See also[edit]

Notes[edit]

  1. ^ http://www.presidency.ucsb.edu/ws/print.php?pid=16273
  2. ^ Weinberg, p. 77
  3. ^ Weinberg, p. 78
  4. ^ Winkler, p. 23
  5. ^ Winkler, p. 4
  6. ^ Winkler, p. 3
  7. ^ Winkler, p. 1
  8. ^ Winkler, p. 34
  9. ^ Black and Koppes, p. 88.
  10. ^ Winkler, p. 57
  11. ^ Black and Koppes, p. 103
  12. ^ Worland, p. 50.
  13. ^ Winkler, p. 76
  14. ^ Winkler, p. 142
  15. ^ Winkler, p. 79
  16. ^ Winkler, p. 117
  17. ^ Winkler, p. 118
  18. ^ Winkler, p. 67
  19. ^ Winkler, p. 155-6
  20. ^ Winkler, p. 80
  21. ^ Winkler, p. 128
  22. ^ Hammersmith, p. 68
  23. ^ Hammersmith, p. 75
  24. ^ Johnson, p. 307
  25. ^ Johnson, p. 338
  26. ^ Winkler, p. 83
  27. ^ Winkler, p. 83
  28. ^ Winkler, p. 47
  29. ^ Winkler, p. 64
  30. ^ Weinberg, p. 87
  31. ^ Weinberg, p. 80
  32. ^ Winkler, p. 68
  33. ^ Winkler, p. 66
  34. ^ Haynes and Klehr, p. 197-198
  35. ^ FBI Report, "Owen Lattimore, Internal Security - R, Espionage - R," September 8, 1949 (FBI File: Owen Lattimore, Part 1A), p. 2 (PDF p. 7): Six years prior to the Barmine revelations in his 1948 interview, the FBI had already compiled a thick security dossier on Lattimore at the onset of World War II, recommending that he be put under "Custodial Detention in case of National Emergency."
  36. ^ Absent-Minded Professor?, Time Magazine, Monday, Mar. 10, 1952
  37. ^ Testimony of Alexander Barmine, July 31, 1951, U. S. Congress, Senate Committee on the Judiciary, Internal Security Subcommittee, Institute of Pacific Relations, Hearings, 82nd Congress, First Session (Washington: Government Printing Office, 1951), Part 1, pp. 199-200
  38. ^ Haynes and Klehr, p. 198-201
  39. ^ Winkler, p. 149
  40. ^ Johnson, p. 341

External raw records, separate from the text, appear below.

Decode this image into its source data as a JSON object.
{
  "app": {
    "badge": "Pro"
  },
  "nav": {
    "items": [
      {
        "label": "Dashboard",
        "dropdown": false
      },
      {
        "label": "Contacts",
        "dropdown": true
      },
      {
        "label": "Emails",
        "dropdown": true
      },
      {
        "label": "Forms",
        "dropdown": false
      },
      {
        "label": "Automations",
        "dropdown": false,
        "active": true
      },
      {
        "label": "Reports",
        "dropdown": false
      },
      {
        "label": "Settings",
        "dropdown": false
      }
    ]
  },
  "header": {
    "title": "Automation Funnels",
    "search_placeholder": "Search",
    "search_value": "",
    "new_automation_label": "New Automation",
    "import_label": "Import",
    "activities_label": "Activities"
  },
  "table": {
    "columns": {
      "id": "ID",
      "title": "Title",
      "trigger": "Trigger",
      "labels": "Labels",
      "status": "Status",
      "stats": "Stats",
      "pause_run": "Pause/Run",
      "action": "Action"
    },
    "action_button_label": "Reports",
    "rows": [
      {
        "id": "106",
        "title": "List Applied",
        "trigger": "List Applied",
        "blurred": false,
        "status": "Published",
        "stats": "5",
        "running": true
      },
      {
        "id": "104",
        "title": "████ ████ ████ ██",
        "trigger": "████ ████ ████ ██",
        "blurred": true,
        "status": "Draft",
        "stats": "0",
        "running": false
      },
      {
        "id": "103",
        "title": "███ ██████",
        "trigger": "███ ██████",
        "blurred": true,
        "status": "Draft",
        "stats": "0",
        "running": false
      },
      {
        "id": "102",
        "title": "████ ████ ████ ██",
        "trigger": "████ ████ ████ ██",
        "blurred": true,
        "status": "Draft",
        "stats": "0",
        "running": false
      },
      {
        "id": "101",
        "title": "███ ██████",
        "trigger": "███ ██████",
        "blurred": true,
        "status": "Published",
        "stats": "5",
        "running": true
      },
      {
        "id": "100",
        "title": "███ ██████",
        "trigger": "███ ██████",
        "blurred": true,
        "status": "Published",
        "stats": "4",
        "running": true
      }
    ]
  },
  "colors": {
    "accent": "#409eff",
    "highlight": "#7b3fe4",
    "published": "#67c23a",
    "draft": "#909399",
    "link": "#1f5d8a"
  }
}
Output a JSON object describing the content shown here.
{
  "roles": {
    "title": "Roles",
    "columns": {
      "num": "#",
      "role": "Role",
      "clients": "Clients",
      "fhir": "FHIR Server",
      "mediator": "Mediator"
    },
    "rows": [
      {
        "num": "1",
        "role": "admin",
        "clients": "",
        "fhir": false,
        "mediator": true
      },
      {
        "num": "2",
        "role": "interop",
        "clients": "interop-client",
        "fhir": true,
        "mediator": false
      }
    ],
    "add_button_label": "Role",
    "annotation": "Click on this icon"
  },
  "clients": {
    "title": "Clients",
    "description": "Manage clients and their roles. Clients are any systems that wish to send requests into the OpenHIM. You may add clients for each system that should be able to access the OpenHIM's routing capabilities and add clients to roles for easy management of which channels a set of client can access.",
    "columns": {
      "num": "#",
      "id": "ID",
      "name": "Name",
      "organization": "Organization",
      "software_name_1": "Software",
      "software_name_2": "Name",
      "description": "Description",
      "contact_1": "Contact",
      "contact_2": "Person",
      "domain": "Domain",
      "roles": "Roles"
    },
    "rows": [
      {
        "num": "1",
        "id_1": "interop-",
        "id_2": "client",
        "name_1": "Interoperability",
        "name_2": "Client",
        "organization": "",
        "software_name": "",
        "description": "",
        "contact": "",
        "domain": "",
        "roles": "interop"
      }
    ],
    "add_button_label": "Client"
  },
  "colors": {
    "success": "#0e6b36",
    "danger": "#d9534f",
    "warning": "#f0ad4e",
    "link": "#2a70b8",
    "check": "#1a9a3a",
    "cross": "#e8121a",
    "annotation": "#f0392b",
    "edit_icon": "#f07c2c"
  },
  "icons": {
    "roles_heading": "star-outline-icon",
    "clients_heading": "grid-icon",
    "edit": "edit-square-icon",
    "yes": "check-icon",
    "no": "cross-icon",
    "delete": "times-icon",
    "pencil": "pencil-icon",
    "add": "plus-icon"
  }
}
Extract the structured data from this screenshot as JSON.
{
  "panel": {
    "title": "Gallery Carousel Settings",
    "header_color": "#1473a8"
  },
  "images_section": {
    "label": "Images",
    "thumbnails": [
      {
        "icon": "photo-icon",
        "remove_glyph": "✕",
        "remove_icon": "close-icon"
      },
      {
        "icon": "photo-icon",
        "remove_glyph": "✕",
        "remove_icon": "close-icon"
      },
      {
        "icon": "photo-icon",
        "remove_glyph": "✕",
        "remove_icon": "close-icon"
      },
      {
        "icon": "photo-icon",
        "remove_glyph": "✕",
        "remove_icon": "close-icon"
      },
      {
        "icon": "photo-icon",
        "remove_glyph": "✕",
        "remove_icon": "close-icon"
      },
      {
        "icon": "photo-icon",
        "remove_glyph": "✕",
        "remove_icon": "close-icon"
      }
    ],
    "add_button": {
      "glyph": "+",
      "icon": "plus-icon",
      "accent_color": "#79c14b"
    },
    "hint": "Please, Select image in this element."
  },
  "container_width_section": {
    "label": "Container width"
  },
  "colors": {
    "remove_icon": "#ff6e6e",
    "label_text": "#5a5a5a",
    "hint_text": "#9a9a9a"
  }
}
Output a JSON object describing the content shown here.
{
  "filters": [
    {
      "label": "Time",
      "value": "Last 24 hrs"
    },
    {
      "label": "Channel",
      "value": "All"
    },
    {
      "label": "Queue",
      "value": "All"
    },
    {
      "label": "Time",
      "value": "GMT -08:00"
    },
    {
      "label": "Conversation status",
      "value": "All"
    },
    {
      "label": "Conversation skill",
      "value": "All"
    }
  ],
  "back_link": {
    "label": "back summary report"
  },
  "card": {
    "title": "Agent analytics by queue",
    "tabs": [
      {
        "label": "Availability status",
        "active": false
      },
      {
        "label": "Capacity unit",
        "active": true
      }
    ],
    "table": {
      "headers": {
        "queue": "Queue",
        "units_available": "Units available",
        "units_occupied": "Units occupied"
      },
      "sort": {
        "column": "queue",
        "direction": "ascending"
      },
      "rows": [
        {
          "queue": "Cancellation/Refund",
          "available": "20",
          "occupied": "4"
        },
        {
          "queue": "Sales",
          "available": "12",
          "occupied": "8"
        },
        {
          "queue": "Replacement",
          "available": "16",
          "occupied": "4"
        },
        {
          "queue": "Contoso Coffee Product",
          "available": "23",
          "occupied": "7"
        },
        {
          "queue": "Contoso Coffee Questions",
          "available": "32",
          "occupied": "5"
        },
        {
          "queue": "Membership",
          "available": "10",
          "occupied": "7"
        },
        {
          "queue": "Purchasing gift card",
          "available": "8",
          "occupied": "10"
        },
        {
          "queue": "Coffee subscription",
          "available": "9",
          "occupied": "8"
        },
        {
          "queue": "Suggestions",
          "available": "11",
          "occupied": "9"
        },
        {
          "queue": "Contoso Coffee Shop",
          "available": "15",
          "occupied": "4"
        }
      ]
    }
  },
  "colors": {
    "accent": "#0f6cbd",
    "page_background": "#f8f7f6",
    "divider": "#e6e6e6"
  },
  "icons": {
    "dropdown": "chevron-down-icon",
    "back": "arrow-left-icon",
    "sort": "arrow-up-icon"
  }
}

References[edit]

  • Allan Winkler, The Politics of Propaganda: The Office of War Information, 1942-1945 (New Haven: Yale University Press, 1978).
  • Farm Security Administration/Office of War Information Black-and-White Negatives." Library of Congress. http://www.loc.gov/pictures/collection/fsa/
  • Farm Security Administration/Office of War Information Color Photographs." Library of Congress. http://www.loc.gov/pictures/collection/fsac/
  • Howard Blue, Words at War: World War II Radio Drama and the Postwar Broadcast Industry Blacklist (Lanham, Maryland: Scarecrow Press, 2002).
  • Jack L. Hammersmith, "THE U.S. OFFICE OF WAR INFORMATION (OWI) AND THE POLISH QUESTION, 1943-1945" (The Polish Review 19, no. 1 (1974)). http://www.jstor.org/stable/25777179
  • Matthew D. Johnson, "Propaganda and Sovereignty in Wartime China: Morale Operations and Psychological Warfare under the Office of War Information" (Modern Asian Studies 45, no. 2 (2011)). http://journals.cambridge.org/abstract_S0026749X11000023
  • Sydney Weinberg, "What to Tell America: The Writers' Quarrel in the Office of War Information" (The Journal of American History 55, no. 1 (1968)). http://www.jstor.org/stable/1894252

External links[edit]